What to produce:
Read the records below and copy each line that contains "true".

(Component data from apps and pages)
——

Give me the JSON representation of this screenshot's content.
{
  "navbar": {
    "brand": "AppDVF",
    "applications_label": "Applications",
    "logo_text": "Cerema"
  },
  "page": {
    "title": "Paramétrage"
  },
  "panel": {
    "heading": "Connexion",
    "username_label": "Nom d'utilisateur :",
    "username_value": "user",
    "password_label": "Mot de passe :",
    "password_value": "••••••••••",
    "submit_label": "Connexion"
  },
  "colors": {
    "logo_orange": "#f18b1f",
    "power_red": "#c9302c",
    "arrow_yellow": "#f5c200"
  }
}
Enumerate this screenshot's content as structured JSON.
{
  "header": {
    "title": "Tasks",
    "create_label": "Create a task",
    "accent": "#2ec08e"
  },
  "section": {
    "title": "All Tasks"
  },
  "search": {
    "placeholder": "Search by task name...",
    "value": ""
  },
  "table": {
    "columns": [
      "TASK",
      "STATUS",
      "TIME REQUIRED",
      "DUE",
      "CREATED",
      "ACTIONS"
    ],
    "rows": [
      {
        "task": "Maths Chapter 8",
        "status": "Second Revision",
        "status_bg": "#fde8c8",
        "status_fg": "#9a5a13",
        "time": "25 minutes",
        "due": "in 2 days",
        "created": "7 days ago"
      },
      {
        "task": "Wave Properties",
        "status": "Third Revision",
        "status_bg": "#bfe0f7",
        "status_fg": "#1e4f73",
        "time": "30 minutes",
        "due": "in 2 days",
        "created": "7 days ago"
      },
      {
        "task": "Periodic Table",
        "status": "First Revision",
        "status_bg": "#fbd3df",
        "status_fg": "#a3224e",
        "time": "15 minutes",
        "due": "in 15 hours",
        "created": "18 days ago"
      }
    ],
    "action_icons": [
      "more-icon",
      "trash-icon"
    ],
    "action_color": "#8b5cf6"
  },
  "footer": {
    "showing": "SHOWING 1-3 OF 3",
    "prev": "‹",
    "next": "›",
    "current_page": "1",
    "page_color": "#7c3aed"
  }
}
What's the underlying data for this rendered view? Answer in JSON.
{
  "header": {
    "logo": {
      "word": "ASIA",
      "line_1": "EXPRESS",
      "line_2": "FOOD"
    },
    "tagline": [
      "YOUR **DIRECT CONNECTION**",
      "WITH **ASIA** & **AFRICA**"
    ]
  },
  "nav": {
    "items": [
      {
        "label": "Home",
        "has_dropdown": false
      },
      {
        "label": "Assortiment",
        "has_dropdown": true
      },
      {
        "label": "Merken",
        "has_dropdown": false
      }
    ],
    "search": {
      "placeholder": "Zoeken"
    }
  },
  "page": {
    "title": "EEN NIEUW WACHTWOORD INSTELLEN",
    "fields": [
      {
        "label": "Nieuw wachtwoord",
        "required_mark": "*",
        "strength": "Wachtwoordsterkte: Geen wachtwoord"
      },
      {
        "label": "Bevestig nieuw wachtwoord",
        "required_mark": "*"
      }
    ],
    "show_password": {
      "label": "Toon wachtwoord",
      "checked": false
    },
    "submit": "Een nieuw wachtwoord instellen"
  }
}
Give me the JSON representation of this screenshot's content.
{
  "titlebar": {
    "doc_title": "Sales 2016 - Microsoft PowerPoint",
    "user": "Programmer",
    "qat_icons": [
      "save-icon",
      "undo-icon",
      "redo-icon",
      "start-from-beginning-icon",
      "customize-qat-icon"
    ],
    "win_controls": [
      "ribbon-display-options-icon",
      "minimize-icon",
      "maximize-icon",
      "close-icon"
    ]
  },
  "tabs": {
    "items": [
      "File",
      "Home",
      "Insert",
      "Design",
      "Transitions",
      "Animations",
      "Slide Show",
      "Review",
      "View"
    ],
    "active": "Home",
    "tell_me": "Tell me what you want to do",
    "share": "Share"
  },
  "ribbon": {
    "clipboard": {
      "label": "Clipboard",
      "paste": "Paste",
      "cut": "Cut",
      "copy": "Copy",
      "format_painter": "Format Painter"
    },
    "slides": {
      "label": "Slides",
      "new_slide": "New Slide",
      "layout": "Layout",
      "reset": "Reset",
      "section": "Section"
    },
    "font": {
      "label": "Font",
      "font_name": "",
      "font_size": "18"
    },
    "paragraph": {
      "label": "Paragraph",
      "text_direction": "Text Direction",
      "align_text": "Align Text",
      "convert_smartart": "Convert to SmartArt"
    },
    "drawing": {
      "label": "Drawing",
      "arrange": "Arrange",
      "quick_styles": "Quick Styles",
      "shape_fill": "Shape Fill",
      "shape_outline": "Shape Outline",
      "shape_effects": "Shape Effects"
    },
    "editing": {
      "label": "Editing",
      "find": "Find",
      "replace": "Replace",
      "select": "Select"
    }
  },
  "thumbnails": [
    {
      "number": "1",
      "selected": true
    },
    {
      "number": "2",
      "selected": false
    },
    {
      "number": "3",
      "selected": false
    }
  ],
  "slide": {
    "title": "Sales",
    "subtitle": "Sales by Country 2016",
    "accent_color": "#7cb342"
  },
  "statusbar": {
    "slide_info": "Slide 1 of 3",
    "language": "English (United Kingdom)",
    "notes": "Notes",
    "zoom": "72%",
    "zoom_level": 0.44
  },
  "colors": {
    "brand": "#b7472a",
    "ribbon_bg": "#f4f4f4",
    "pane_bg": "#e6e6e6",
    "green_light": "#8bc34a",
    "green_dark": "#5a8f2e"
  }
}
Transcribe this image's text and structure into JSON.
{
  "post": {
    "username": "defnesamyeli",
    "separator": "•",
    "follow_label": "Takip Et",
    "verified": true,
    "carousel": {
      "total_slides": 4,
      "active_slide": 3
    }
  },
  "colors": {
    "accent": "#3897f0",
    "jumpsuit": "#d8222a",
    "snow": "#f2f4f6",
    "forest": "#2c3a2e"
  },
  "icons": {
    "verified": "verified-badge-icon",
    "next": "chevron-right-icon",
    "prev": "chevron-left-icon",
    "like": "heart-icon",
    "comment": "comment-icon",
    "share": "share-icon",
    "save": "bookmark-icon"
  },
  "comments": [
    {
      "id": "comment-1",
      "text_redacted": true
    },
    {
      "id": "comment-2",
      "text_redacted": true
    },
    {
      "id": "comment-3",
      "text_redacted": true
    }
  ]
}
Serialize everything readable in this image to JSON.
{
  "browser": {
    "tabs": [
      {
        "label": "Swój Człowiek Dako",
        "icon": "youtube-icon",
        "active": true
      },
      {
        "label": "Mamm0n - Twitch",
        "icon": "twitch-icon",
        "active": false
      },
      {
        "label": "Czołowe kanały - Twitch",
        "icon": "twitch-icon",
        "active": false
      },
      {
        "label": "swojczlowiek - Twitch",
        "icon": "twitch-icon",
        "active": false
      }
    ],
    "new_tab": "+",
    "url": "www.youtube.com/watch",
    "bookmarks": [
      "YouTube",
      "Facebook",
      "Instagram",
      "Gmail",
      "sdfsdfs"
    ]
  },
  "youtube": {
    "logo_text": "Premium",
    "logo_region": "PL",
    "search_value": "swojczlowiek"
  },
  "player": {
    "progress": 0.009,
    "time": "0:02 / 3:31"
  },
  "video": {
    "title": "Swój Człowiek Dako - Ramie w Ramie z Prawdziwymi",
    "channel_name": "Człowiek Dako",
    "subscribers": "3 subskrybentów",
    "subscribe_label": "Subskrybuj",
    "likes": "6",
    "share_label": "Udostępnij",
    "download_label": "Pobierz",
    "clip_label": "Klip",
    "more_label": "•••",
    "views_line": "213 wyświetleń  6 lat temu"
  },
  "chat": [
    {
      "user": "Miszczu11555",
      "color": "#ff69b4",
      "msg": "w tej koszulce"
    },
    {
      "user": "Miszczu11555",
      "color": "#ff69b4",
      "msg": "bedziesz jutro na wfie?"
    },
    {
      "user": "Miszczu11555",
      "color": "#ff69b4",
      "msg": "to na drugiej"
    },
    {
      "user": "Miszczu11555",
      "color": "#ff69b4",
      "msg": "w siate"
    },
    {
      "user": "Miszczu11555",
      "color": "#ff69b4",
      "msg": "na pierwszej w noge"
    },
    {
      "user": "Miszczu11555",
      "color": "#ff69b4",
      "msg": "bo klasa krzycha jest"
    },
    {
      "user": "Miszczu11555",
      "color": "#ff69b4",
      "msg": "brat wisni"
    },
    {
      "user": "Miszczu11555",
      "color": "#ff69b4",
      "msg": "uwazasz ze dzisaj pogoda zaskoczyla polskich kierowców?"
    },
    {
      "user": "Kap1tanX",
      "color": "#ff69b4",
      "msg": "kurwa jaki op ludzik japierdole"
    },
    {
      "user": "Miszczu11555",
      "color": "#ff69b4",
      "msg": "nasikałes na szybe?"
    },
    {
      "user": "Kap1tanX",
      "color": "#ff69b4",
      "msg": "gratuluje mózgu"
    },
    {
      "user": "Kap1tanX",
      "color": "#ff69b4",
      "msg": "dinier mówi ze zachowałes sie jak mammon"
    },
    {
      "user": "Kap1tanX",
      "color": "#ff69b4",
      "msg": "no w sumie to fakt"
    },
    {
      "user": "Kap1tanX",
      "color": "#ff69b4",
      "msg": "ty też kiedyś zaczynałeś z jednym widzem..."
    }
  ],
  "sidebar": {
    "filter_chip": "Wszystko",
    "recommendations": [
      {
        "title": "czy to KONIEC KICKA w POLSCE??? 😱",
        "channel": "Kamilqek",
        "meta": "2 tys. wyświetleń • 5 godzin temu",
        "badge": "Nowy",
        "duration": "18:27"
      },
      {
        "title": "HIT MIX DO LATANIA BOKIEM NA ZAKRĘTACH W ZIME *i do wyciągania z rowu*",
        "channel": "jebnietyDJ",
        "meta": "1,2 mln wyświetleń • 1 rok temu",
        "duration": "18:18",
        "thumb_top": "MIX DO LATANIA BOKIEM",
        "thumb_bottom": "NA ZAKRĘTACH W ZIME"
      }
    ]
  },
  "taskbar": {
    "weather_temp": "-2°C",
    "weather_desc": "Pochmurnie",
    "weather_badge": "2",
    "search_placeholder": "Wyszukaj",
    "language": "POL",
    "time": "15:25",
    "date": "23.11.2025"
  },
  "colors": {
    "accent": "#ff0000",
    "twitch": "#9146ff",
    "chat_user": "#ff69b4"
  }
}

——

Answer to this exercise:
        "has_dropdown": true
      "selected": true
    "verified": true,
      "text_redacted": true
      "text_redacted": true
      "text_redacted": true
        "active": true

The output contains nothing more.